Two months later he threw a fancy dress party at the house in salubrious Richey Street in Wolverhampton that he shared with his best mate, also Richard. They lived in the coldest house I have ever had the misfortune to visit. On entry I was always handed a jumper and told the heating could not be switched on “because we are on a budget”. I think the house was kept cold deliberately to encourage women visitors to get into bed. Funnily enough there was always enough cash for beer.

Anyway, I turned up at the fancy dress party as a pirate, complete with false beard, eye patch and false leg. By this point, our relationship had defrosted – I quickly realised he was a lovable wind-up merchant rather than the awful Toryboy he liked to imposter.

At some point in the evening we ended up in the same room, slightly drunk, my beard by now askew, my eyepatch lost. Romantic as ever, Richard chatted me up by post-it note. I still have them. He even asked to kiss me by post-it. Then someone wee’d into a sinkful of washing up and Bugs Bunny had a fight with Cleopatra and the moment passed.

Somehow, that innocent moment led us to where we are now – 20 years together, married, two beautiful kids. He still makes me laugh every single day. And he still occasionally writes me a post-it note, just for old time’s sake.

And finally…

As usual, this blog has absolutely nothing to do with photography, even though it was originally set up to follow my attempts to become a better amateur snapper. As probably every photographer and camera club in Wyre Forest and beyond knows already, judging by yesterday’s turnout, a field of poppies has burst into life along the Bewdley bypass, just beyond the West Midlands Safari Park. When I turned up there last night it was peopled by lots of folk with very fancy cameras, long lenses and tripods. My little lenses seemed pretty paltry by comparison, and I was bereft of a tripod and a zoom lens, thanks to foolishly breaking the former and dropping the latter (breaking it also). But I had an hour to kill so did the best I could. Hope you like one or two of them. More on my flickr account if you’re interested.

And finally, finally…come on Ingerland! Roll on Sunday.
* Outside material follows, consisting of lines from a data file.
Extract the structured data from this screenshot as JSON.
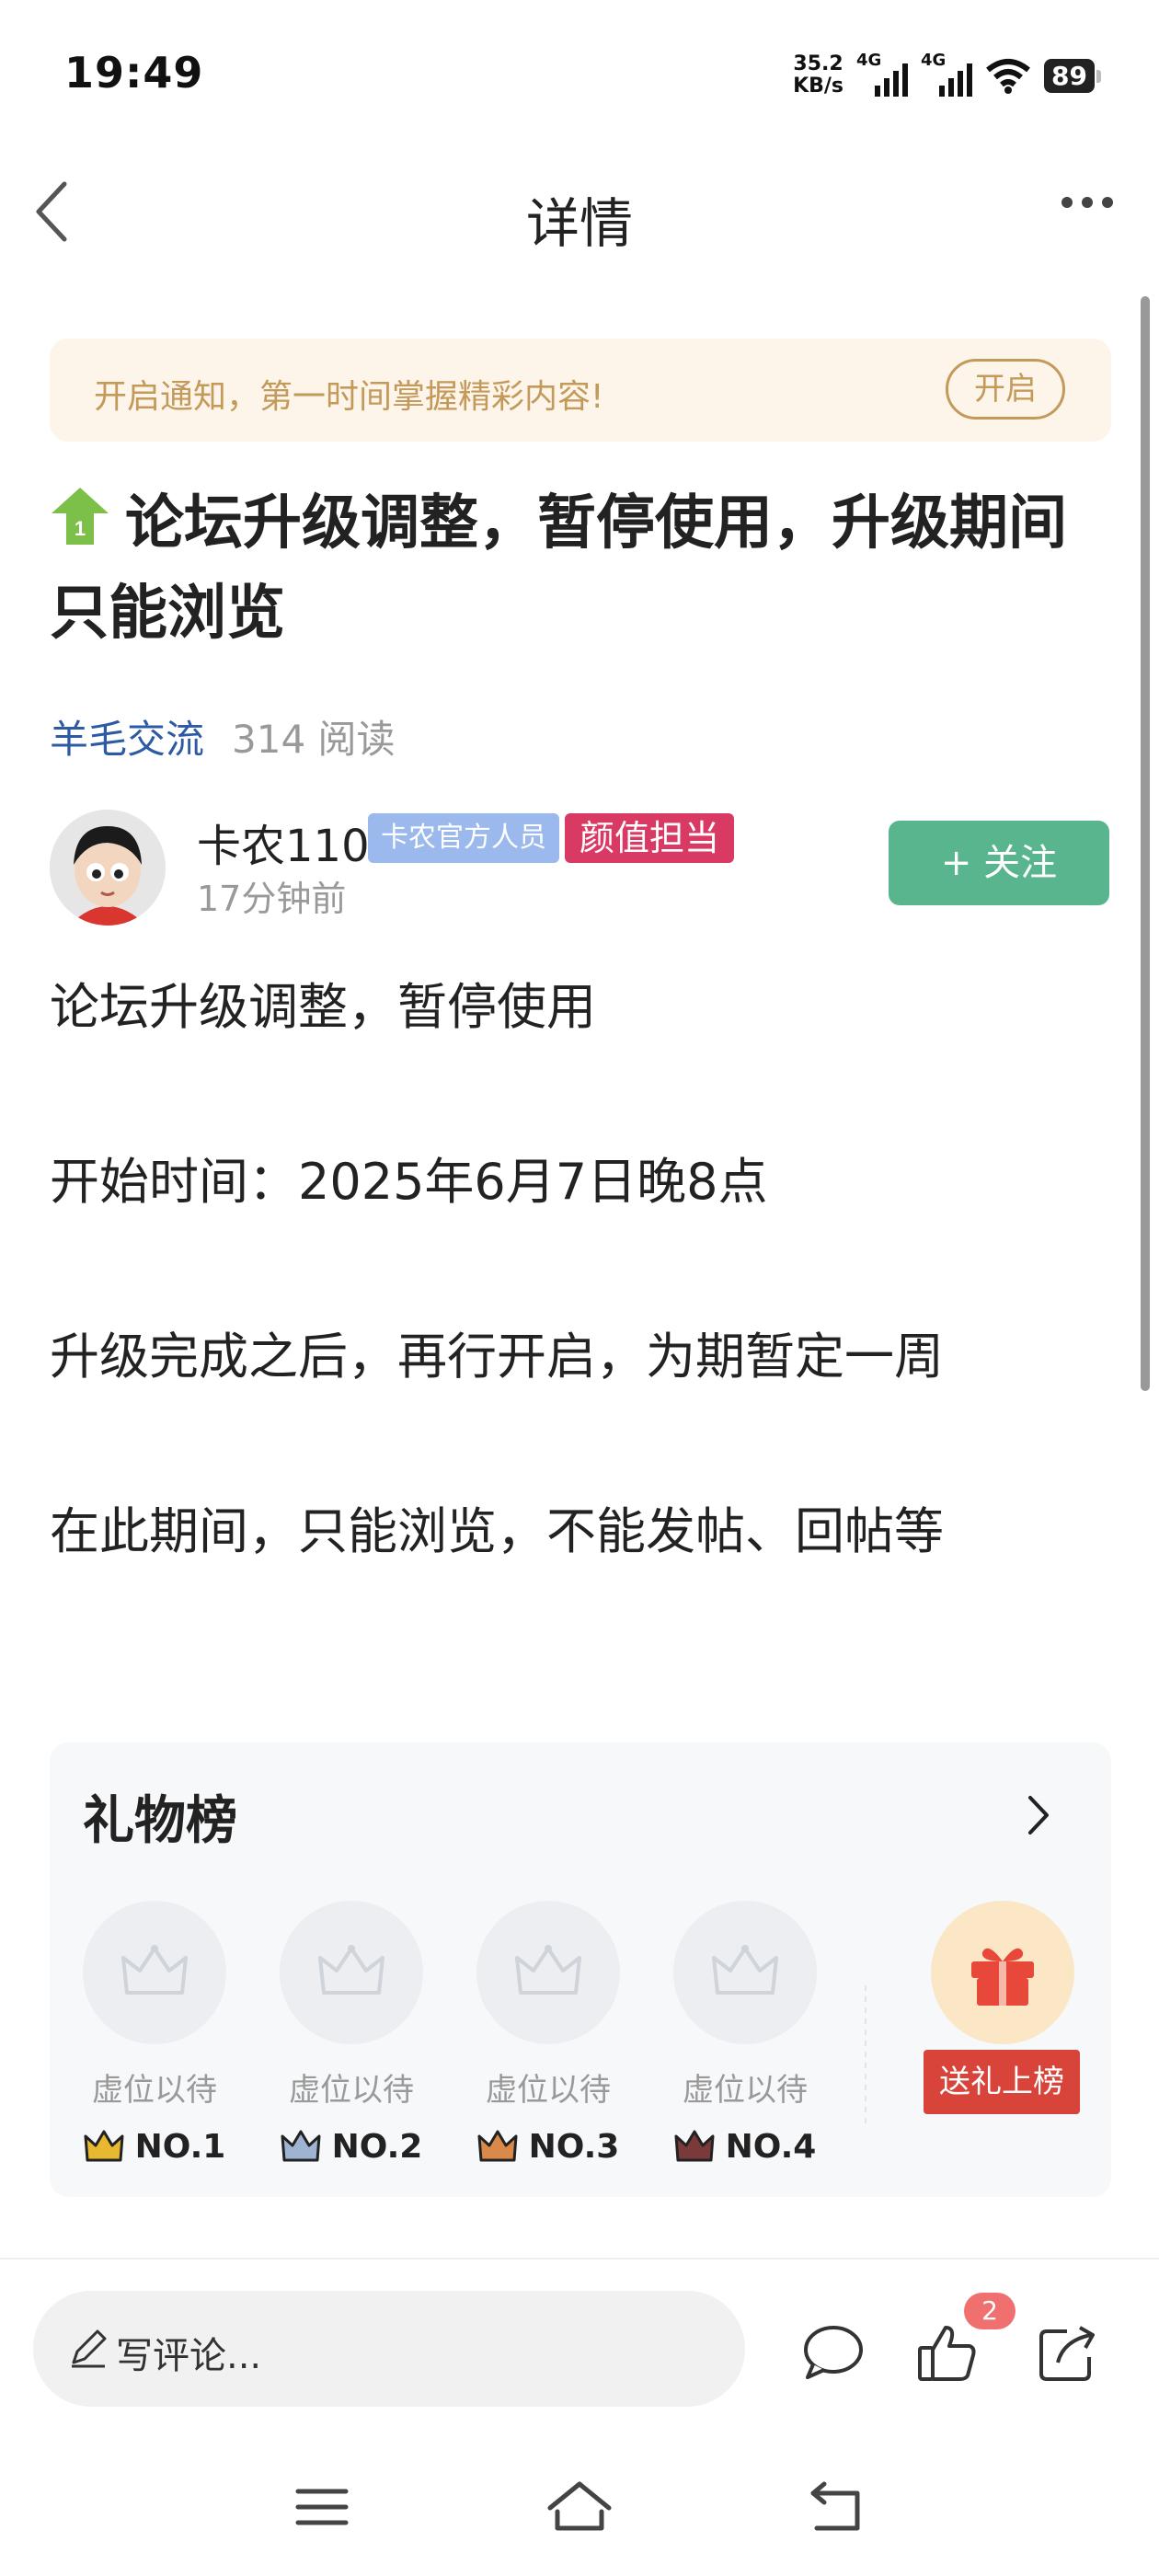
{
  "status_bar": {
    "time": "19:49",
    "net_speed_value": "35.2",
    "net_speed_unit": "KB/s",
    "signal1_label": "4G",
    "signal2_label": "4G",
    "battery": "89"
  },
  "header": {
    "title": "详情"
  },
  "notice": {
    "text": "开启通知，第一时间掌握精彩内容!",
    "button": "开启"
  },
  "post": {
    "rank_badge": "1",
    "title": "论坛升级调整，暂停使用，升级期间只能浏览",
    "category": "羊毛交流",
    "reads": "314 阅读",
    "author": {
      "name": "卡农110",
      "badge_official": "卡农官方人员",
      "badge_looks": "颜值担当",
      "time": "17分钟前",
      "follow_label": "+ 关注"
    },
    "paragraphs": [
      "论坛升级调整，暂停使用",
      "开始时间：2025年6月7日晚8点",
      "升级完成之后，再行开启，为期暂定一周",
      "在此期间，只能浏览，不能发帖、回帖等"
    ]
  },
  "gift_ranking": {
    "title": "礼物榜",
    "slots": [
      {
        "label": "虚位以待",
        "rank": "NO.1",
        "crown_color": "#e8b830"
      },
      {
        "label": "虚位以待",
        "rank": "NO.2",
        "crown_color": "#9fb4d3"
      },
      {
        "label": "虚位以待",
        "rank": "NO.3",
        "crown_color": "#d98a4a"
      },
      {
        "label": "虚位以待",
        "rank": "NO.4",
        "crown_color": "#7a3a3a"
      }
    ],
    "send_button": "送礼上榜"
  },
  "bottom_bar": {
    "comment_placeholder": "写评论...",
    "like_count": "2"
  },
  "colors": {
    "accent_green": "#58b58d",
    "category_blue": "#2d5aa5",
    "notice_gold": "#c49a5a",
    "badge_pink": "#d93a63",
    "gift_red": "#d8443a"
  }
}
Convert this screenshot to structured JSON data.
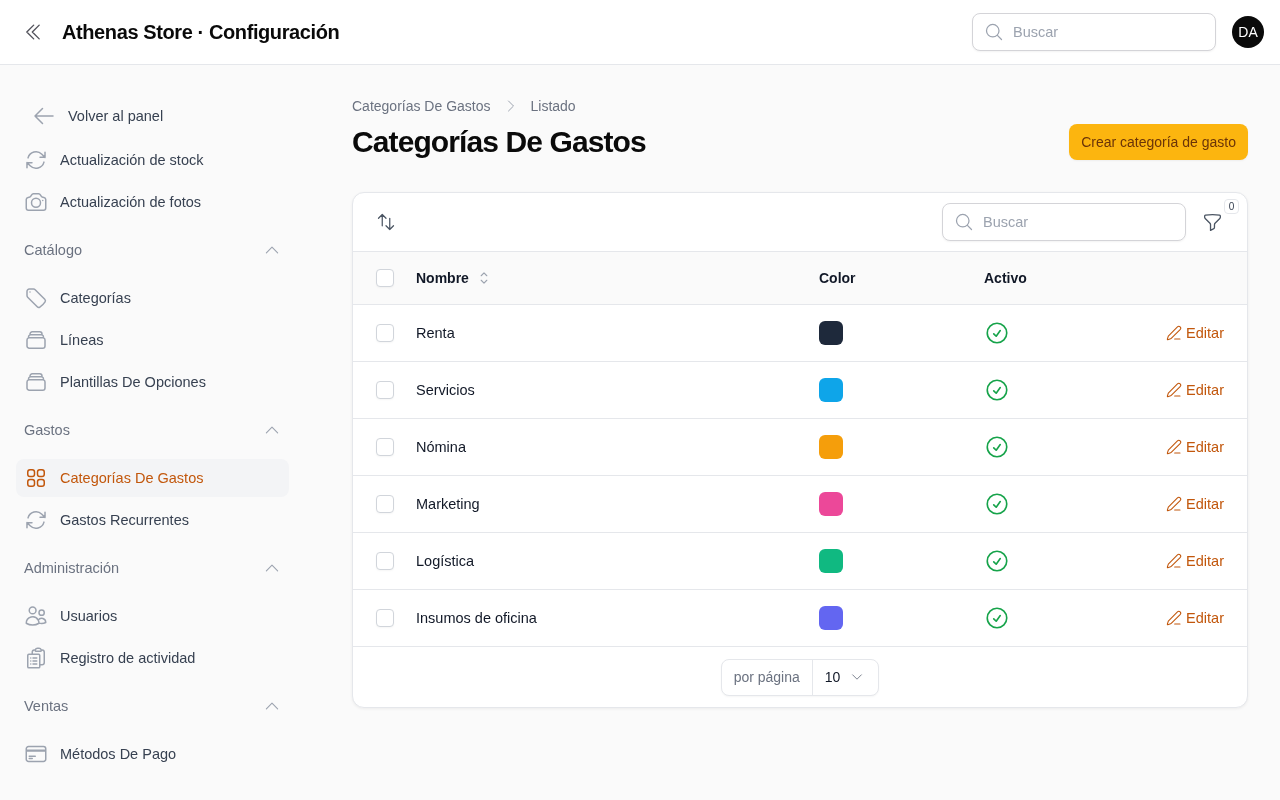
{
  "header": {
    "title": "Athenas Store · Configuración",
    "search": {
      "placeholder": "Buscar"
    },
    "avatar": "DA"
  },
  "sidebar": {
    "back": "Volver al panel",
    "items": [
      {
        "label": "Actualización de stock",
        "selected": false
      },
      {
        "label": "Actualización de fotos",
        "selected": false
      }
    ],
    "groups": [
      {
        "label": "Catálogo",
        "expanded": true,
        "items": [
          {
            "label": "Categorías",
            "selected": false
          },
          {
            "label": "Líneas",
            "selected": false
          },
          {
            "label": "Plantillas De Opciones",
            "selected": false
          }
        ]
      },
      {
        "label": "Gastos",
        "expanded": true,
        "items": [
          {
            "label": "Categorías De Gastos",
            "selected": true
          },
          {
            "label": "Gastos Recurrentes",
            "selected": false
          }
        ]
      },
      {
        "label": "Administración",
        "expanded": true,
        "items": [
          {
            "label": "Usuarios",
            "selected": false
          },
          {
            "label": "Registro de actividad",
            "selected": false
          }
        ]
      },
      {
        "label": "Ventas",
        "expanded": true,
        "items": [
          {
            "label": "Métodos De Pago",
            "selected": false
          }
        ]
      }
    ]
  },
  "main": {
    "breadcrumbs": [
      "Categorías De Gastos",
      "Listado"
    ],
    "title": "Categorías De Gastos",
    "create_button": "Crear categoría de gasto",
    "table": {
      "search": {
        "placeholder": "Buscar"
      },
      "filter_count": "0",
      "all_checked": false,
      "columns": [
        {
          "label": "Nombre",
          "sortable": true
        },
        {
          "label": "Color",
          "sortable": false
        },
        {
          "label": "Activo",
          "sortable": false
        }
      ],
      "rows": [
        {
          "name": "Renta",
          "color": "#1e293b",
          "active": true,
          "checked": false,
          "action": "Editar"
        },
        {
          "name": "Servicios",
          "color": "#0ea5e9",
          "active": true,
          "checked": false,
          "action": "Editar"
        },
        {
          "name": "Nómina",
          "color": "#f59e0b",
          "active": true,
          "checked": false,
          "action": "Editar"
        },
        {
          "name": "Marketing",
          "color": "#ec4899",
          "active": true,
          "checked": false,
          "action": "Editar"
        },
        {
          "name": "Logística",
          "color": "#10b981",
          "active": true,
          "checked": false,
          "action": "Editar"
        },
        {
          "name": "Insumos de oficina",
          "color": "#6366f1",
          "active": true,
          "checked": false,
          "action": "Editar"
        }
      ],
      "pagination": {
        "label": "por página",
        "value": "10"
      }
    }
  }
}
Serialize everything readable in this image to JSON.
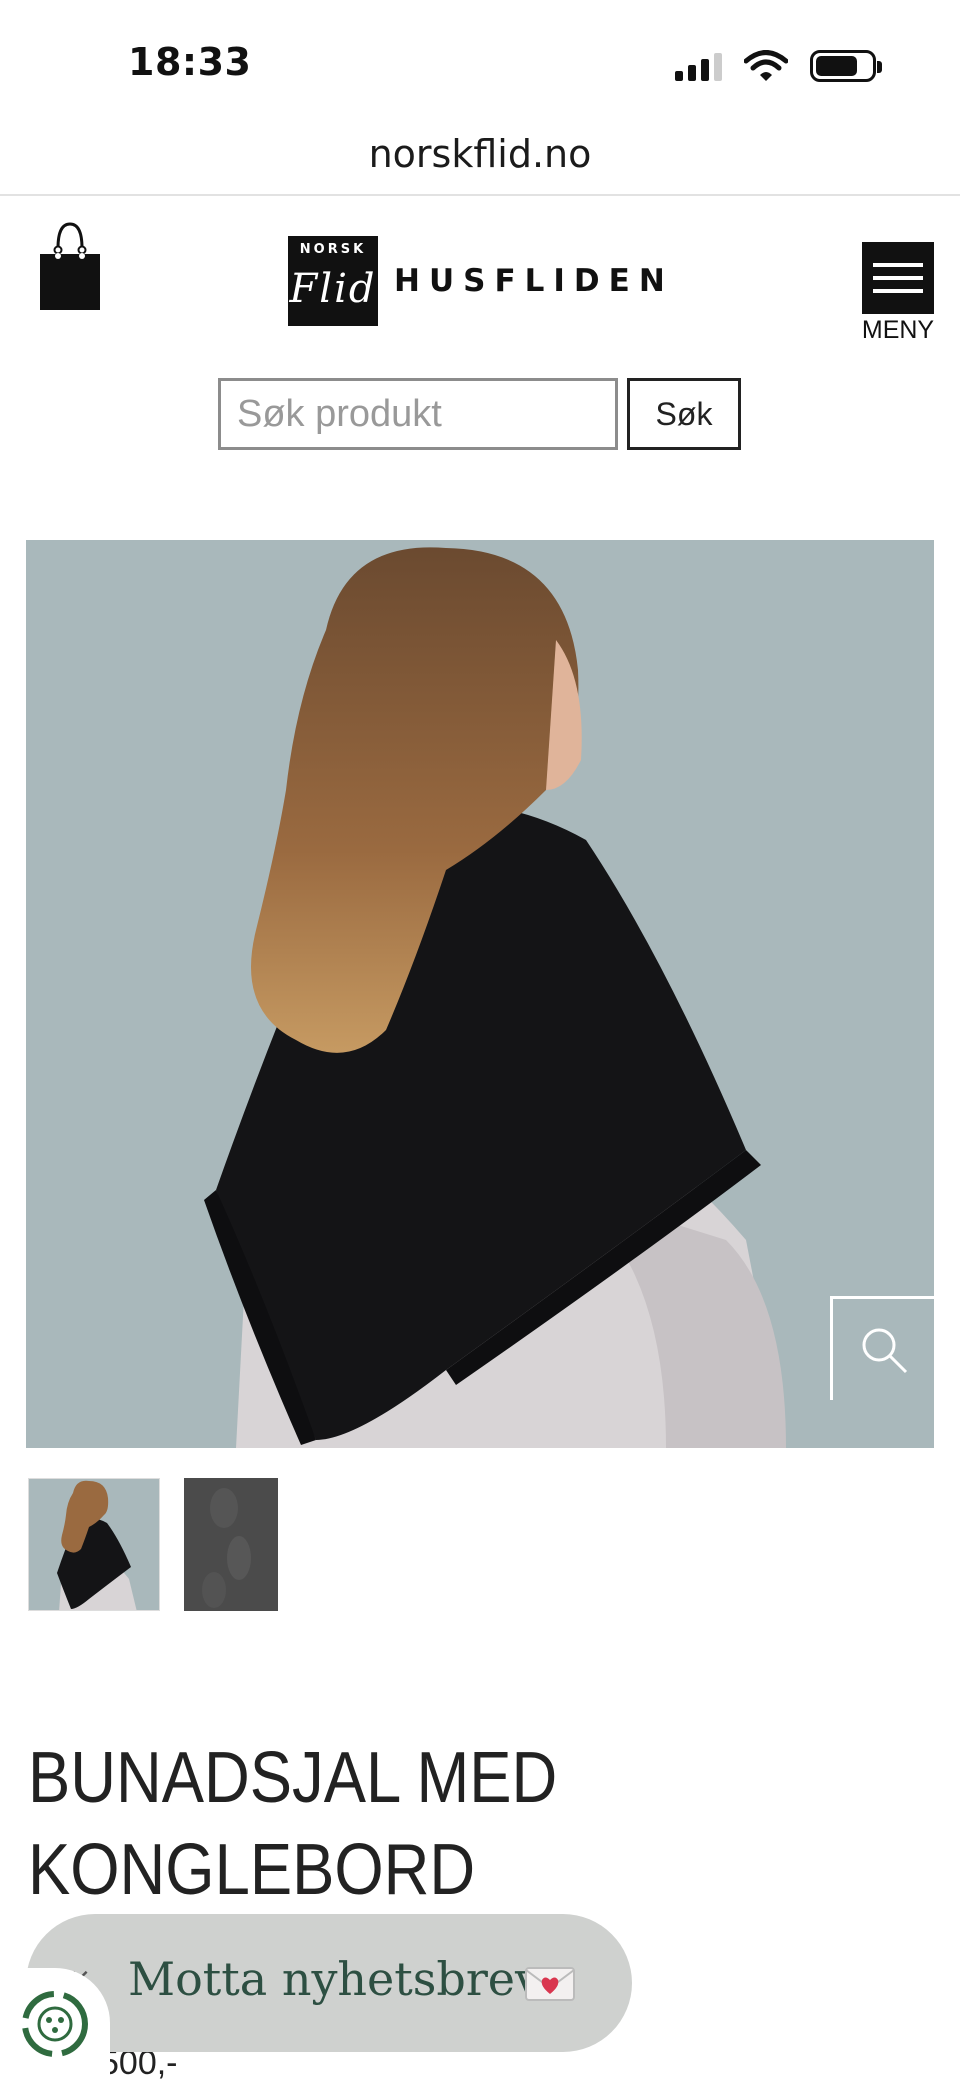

England into the last eight of the World Cup? That will definitely be a golf ball moment.

Field of poppies, Bewdley, Worcestershire

Field of poppies, Bewdley, Worcestershire

Poppies in field, Bewdley, Worcestershire